How Does the USDA Decide on the Prices of Live Hogs?

How Does the USDA Decide on the Prices of Live Hogs?

The USDA determines value by using the base cost lean calculations. These calculations are determined by individual packer's lean value buying programs, which are based on the hog's back fat and 6- to 7-square-inch loin eye area, which are both measured at the 10th rib.

All prices are included in the national reports. The reports are based on both purchased swine and slaughtered swine, but regional reports are published only for those purchased. The country is split along the Mississippi River, creating two categories -- the Eastern and Western Corn Belt reports. Subset of the prices in the Western Cornbelt Report is used to compile the Iowa-Minnesota Report. However, because the purchased swine have yet to be processed, packers do not know their carcass characteristics and the premiums/discounts they are to earn, according to Nationalhogfarmer.com.

They only know the number of animals that were purchased and the base price paid for each. Therefore, the prices given in the daily purchased swine reports are very different because a packers base and premium ideals differ. Base prices cannot be compared, they generally represent figures for hogs of different levels of weight and leanness. There is, however, one net price given on the purchased swine reports, the animals that are bought on the lightweight basis.
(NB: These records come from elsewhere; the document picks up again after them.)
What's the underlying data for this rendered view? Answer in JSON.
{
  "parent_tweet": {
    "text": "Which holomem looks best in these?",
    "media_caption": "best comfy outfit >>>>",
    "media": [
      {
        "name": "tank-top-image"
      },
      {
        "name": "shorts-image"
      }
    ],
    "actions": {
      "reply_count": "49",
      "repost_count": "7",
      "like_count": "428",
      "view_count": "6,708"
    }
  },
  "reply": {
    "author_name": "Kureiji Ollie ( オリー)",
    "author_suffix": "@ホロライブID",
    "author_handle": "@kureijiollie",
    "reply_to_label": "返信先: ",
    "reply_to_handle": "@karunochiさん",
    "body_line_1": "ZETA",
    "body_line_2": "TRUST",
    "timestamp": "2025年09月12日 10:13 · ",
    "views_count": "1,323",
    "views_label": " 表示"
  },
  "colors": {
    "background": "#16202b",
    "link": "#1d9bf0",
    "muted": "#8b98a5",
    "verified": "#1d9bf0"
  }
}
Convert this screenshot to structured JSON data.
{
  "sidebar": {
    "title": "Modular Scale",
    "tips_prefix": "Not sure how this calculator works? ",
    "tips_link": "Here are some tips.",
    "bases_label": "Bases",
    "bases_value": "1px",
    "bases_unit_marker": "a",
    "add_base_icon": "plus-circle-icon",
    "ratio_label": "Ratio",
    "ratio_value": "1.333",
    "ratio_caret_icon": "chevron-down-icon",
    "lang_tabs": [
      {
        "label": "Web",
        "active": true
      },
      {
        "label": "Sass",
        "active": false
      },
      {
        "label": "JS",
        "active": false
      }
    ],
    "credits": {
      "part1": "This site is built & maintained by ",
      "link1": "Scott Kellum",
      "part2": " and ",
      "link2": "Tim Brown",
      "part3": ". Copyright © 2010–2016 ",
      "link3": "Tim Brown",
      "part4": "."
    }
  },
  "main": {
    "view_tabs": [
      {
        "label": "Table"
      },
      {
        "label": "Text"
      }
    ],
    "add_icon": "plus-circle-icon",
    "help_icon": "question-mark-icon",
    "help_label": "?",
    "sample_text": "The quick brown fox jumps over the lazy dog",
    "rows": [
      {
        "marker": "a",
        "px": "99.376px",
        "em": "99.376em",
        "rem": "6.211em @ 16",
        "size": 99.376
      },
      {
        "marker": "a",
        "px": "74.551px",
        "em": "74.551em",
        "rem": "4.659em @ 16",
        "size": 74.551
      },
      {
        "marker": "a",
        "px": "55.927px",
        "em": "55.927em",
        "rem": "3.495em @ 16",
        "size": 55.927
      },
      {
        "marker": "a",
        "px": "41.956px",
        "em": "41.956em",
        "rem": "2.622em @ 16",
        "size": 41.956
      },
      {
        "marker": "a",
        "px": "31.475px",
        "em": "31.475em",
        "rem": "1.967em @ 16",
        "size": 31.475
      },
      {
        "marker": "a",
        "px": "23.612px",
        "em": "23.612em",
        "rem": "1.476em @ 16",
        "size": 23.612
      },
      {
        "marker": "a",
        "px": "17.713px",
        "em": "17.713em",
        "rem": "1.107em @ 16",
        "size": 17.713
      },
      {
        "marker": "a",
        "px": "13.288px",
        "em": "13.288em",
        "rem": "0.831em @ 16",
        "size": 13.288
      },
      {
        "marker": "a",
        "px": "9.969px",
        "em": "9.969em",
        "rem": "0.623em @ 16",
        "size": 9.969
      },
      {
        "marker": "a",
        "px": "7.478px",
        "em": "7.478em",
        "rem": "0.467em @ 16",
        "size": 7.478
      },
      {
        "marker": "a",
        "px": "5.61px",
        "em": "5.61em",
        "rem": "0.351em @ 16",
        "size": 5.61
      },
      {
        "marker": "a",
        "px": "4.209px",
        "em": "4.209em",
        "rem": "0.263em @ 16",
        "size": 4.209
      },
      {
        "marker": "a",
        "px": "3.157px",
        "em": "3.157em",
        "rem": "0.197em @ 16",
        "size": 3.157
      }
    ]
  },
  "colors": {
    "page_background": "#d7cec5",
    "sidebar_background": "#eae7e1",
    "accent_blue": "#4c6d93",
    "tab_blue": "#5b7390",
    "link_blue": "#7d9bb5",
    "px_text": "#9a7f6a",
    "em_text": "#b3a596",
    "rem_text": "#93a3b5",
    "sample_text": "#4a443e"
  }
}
The previously quoted price is the only amount the seller receives for the animal.